TASK
Only the lines from the line that contains "Convert this screenshot" through the final line of the entries below belong in your answer, copied exactly and without pictures.

Entries taken from a collection:
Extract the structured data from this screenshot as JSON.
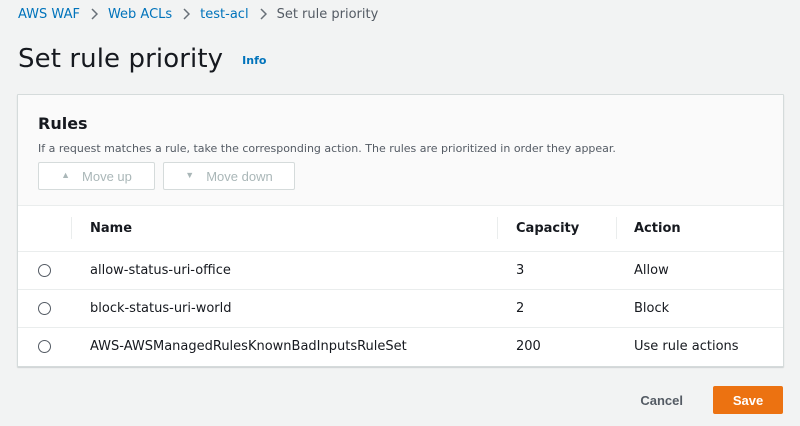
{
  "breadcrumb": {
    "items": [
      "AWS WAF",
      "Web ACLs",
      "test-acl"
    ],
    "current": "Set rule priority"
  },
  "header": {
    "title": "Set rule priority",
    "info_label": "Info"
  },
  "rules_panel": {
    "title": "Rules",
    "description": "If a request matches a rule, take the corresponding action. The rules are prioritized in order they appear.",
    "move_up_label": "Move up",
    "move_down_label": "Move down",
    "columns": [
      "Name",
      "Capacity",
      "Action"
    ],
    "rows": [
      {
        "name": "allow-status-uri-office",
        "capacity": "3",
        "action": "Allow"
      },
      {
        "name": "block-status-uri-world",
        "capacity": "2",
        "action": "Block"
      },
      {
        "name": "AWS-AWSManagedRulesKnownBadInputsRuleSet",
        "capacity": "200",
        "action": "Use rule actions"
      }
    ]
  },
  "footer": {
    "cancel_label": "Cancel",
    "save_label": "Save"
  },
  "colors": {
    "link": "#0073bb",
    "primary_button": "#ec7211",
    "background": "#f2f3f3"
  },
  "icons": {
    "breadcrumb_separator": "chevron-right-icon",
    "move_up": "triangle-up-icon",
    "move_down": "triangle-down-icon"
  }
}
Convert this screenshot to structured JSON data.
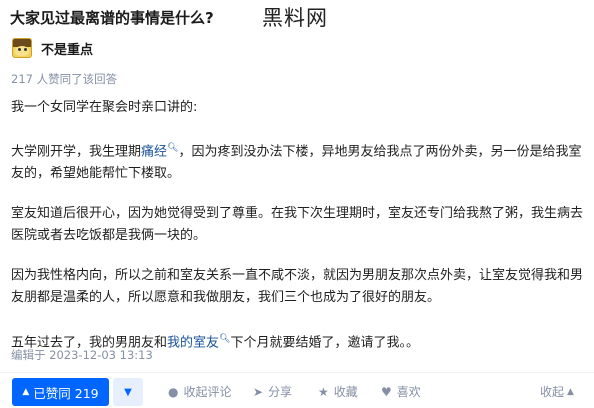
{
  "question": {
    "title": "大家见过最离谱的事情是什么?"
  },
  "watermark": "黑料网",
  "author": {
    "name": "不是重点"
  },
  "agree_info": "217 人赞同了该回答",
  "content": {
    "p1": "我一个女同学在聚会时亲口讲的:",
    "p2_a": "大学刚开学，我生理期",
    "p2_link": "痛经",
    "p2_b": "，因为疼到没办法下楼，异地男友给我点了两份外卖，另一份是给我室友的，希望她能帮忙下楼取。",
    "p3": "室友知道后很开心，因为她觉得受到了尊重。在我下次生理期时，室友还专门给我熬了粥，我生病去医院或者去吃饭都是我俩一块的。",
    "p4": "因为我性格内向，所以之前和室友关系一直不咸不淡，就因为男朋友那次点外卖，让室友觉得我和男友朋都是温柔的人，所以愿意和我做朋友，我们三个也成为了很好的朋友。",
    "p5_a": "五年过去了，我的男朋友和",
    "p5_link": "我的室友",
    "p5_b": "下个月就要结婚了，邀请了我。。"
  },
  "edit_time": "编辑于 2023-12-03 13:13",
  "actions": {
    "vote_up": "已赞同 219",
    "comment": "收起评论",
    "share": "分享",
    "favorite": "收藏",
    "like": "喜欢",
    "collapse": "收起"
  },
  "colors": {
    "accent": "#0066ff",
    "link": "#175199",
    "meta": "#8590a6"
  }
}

RESULT
Convert this screenshot to structured JSON data.
{
  "question": {
    "title": "大家见过最离谱的事情是什么?"
  },
  "watermark": "黑料网",
  "author": {
    "name": "不是重点"
  },
  "agree_info": "217 人赞同了该回答",
  "content": {
    "p1": "我一个女同学在聚会时亲口讲的:",
    "p2_a": "大学刚开学，我生理期",
    "p2_link": "痛经",
    "p2_b": "，因为疼到没办法下楼，异地男友给我点了两份外卖，另一份是给我室友的，希望她能帮忙下楼取。",
    "p3": "室友知道后很开心，因为她觉得受到了尊重。在我下次生理期时，室友还专门给我熬了粥，我生病去医院或者去吃饭都是我俩一块的。",
    "p4": "因为我性格内向，所以之前和室友关系一直不咸不淡，就因为男朋友那次点外卖，让室友觉得我和男友朋都是温柔的人，所以愿意和我做朋友，我们三个也成为了很好的朋友。",
    "p5_a": "五年过去了，我的男朋友和",
    "p5_link": "我的室友",
    "p5_b": "下个月就要结婚了，邀请了我。。"
  },
  "edit_time": "编辑于 2023-12-03 13:13",
  "actions": {
    "vote_up": "已赞同 219",
    "comment": "收起评论",
    "share": "分享",
    "favorite": "收藏",
    "like": "喜欢",
    "collapse": "收起"
  },
  "colors": {
    "accent": "#0066ff",
    "link": "#175199",
    "meta": "#8590a6"
  }
}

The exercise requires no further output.